[Opening Records to process section]

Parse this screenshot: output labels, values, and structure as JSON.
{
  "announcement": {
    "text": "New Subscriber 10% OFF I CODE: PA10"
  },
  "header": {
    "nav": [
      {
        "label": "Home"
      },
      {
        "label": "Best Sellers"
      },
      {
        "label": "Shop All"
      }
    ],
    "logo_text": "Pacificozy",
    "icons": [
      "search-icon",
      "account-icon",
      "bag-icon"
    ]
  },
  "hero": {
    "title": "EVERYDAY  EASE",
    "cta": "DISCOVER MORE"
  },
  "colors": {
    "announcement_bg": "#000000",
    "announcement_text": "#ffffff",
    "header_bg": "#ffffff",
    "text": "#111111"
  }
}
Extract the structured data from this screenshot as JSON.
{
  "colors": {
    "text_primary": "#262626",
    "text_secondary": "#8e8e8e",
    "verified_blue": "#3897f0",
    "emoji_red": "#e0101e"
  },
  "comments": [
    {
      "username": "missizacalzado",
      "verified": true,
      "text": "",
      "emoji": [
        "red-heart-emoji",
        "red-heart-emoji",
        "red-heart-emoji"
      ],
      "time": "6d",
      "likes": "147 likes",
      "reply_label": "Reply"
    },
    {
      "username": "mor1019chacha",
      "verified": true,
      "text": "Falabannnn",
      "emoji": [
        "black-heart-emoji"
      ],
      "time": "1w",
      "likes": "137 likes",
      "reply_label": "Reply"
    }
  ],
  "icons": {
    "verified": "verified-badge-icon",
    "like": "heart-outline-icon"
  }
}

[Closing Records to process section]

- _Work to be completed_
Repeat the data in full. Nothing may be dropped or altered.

- _Task answer_
Parse this screenshot: output labels, values, and structure as JSON.
{
  "announcement": {
    "text": "New Subscriber 10% OFF I CODE: PA10"
  },
  "header": {
    "nav": [
      {
        "label": "Home"
      },
      {
        "label": "Best Sellers"
      },
      {
        "label": "Shop All"
      }
    ],
    "logo_text": "Pacificozy",
    "icons": [
      "search-icon",
      "account-icon",
      "bag-icon"
    ]
  },
  "hero": {
    "title": "EVERYDAY  EASE",
    "cta": "DISCOVER MORE"
  },
  "colors": {
    "announcement_bg": "#000000",
    "announcement_text": "#ffffff",
    "header_bg": "#ffffff",
    "text": "#111111"
  }
}
Extract the structured data from this screenshot as JSON.
{
  "colors": {
    "text_primary": "#262626",
    "text_secondary": "#8e8e8e",
    "verified_blue": "#3897f0",
    "emoji_red": "#e0101e"
  },
  "comments": [
    {
      "username": "missizacalzado",
      "verified": true,
      "text": "",
      "emoji": [
        "red-heart-emoji",
        "red-heart-emoji",
        "red-heart-emoji"
      ],
      "time": "6d",
      "likes": "147 likes",
      "reply_label": "Reply"
    },
    {
      "username": "mor1019chacha",
      "verified": true,
      "text": "Falabannnn",
      "emoji": [
        "black-heart-emoji"
      ],
      "time": "1w",
      "likes": "137 likes",
      "reply_label": "Reply"
    }
  ],
  "icons": {
    "verified": "verified-badge-icon",
    "like": "heart-outline-icon"
  }
}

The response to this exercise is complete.